This is how the Apostle Paul summed up this in his life: 2 Corinthians 12:8-10 Three times I pleaded with the Lord to take [my thorn of weakness] away from me. But he said to me, “My grace is sufficient for you, for my power is made perfect in weakness.” Therefore I will boast all the more gladly about my weaknesses, so that Christ’s power may rest on me. That is why, for Christ’s sake, I delight in weaknesses, in insults, in hardships, in persecutions, in difficulties. For when I am weak, then I am strong.
Prayer: Thank you Lord for making me, me. Thank you Lord for my life – the good, the bad and the ugly. Thank you God that you work all things together for good. Lord – in my weaknesses would your power be made perfect. Pour more of your grace into my life, show me your kindness as King and restore the areas lost. Thank you Lord that you make all things beautiful in your timing. Amen

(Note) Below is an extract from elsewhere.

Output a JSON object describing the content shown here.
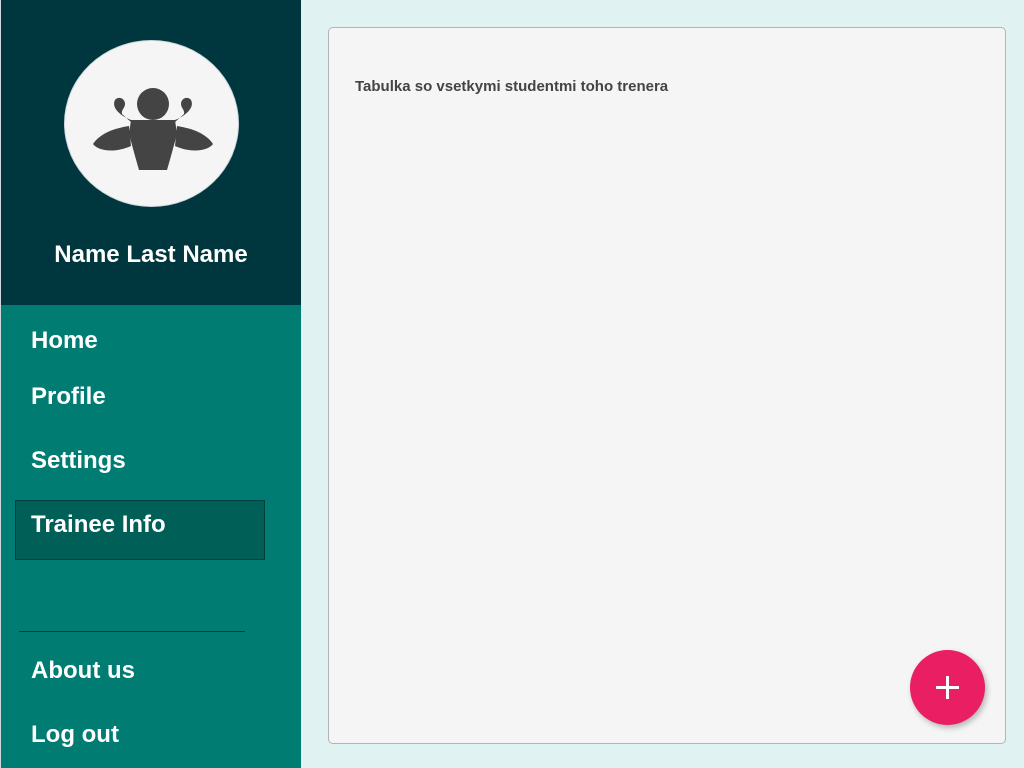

2 Samuel 9:1-13
Now David said, “Is there still anyone who is left of the house of Saul, that I may show him kindness for Jonathan’s sake?” And there was a servant of the house of Saul whose name was Ziba. So when they had called him to David, the king said to him, “Are you Ziba?” He said, “At your service!” Then the king said, “Is there not still someone of the house of Saul, to whom I may show the kindness of God?” And Ziba said to the king, “There is still a son of Jonathan who is lame in his feet.” So the king said to him, “Where is he?” And Ziba said to the king, “Indeed he is in the house of Machir the son of Ammiel, in Lo Debar.” Then King David sent and brought him out of the house of Machir the son of Ammiel, from Lo Debar. Now when Mephibosheth the son of Jonathan, the son of Saul, had come to David, he fell on his face and prostrated himself. Then David said, “Mephibosheth?” And he answered, “Here is your servant!” So David said to him, “Do not fear, for I will surely show you kindness for Jonathan your father’s sake, and will restore to you all the land of Saul your grandfather; and you shall eat bread at my table continually.” Then he bowed himself, and said, “What is your servant, that you should look upon such a dead dog as I?” And the king called to Ziba, Saul’s servant, and said to him, “I have given to your master’s son all that belonged to Saul and to all his house. You therefore, and your sons and your servants, shall work the land for him, and you shall bring in the harvest, that your master’s son may have food to eat. But Mephibosheth your master’s son shall eat bread at my table always.” Now Ziba had fifteen sons and twenty servants. Then Ziba said to the king, “According to all that my lord the king has commanded his servant, so will your servant do.” “As for Mephibosheth,” said the king, “he shall eat at my table like one of the king’s sons.” Mephibosheth had a young son whose name was Micha. And all who dwelt in the house of Ziba were servants of Mephibosheth. So Mephibosheth dwelt in Jerusalem, for he ate continually at the king’s table. And he was lame in both his feet.